## Directions for this task
Work through the records that follow and return each line containing the word "structured".
# # # #
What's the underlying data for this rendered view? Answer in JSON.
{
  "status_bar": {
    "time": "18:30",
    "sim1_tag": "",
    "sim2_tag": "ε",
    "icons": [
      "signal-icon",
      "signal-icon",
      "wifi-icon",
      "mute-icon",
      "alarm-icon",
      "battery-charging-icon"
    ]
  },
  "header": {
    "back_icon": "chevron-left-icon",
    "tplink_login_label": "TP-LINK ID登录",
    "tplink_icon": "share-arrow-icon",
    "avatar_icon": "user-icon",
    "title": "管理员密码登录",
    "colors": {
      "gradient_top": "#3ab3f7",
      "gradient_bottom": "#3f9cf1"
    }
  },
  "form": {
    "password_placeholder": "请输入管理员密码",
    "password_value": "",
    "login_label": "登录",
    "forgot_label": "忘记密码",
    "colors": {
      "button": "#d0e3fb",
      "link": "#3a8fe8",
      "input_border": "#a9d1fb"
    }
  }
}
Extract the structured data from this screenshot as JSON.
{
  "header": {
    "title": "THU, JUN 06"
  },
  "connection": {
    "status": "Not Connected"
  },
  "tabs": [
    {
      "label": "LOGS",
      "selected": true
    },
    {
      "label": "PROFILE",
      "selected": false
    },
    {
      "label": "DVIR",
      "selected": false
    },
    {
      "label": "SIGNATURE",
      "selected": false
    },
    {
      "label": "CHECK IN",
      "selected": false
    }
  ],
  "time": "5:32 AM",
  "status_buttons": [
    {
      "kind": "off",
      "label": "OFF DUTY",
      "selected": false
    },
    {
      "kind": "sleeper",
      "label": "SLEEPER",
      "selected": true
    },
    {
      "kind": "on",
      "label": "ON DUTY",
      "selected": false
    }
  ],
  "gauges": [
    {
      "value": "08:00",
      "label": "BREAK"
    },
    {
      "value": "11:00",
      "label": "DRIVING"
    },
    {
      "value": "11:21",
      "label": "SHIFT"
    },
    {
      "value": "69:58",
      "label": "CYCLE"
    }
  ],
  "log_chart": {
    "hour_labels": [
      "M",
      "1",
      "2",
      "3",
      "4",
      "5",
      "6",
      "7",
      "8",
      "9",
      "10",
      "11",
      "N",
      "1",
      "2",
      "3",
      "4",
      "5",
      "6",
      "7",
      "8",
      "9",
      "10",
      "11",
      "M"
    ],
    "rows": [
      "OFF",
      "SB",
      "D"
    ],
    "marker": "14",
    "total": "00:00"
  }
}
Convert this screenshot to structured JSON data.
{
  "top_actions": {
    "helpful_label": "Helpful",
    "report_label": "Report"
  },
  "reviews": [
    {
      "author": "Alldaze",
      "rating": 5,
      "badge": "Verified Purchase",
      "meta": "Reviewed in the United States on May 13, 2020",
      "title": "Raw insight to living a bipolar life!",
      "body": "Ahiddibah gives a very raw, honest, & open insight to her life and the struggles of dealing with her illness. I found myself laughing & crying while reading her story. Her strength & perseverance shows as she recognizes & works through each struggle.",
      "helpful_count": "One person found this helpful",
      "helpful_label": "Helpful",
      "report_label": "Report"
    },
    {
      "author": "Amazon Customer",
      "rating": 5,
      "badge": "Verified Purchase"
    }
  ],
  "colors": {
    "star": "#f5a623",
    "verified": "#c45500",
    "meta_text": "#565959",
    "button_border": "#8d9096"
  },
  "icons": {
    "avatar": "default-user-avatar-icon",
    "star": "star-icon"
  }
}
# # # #
## Exercise answer
Extract the structured data from this screenshot as JSON.
Convert this screenshot to structured JSON data.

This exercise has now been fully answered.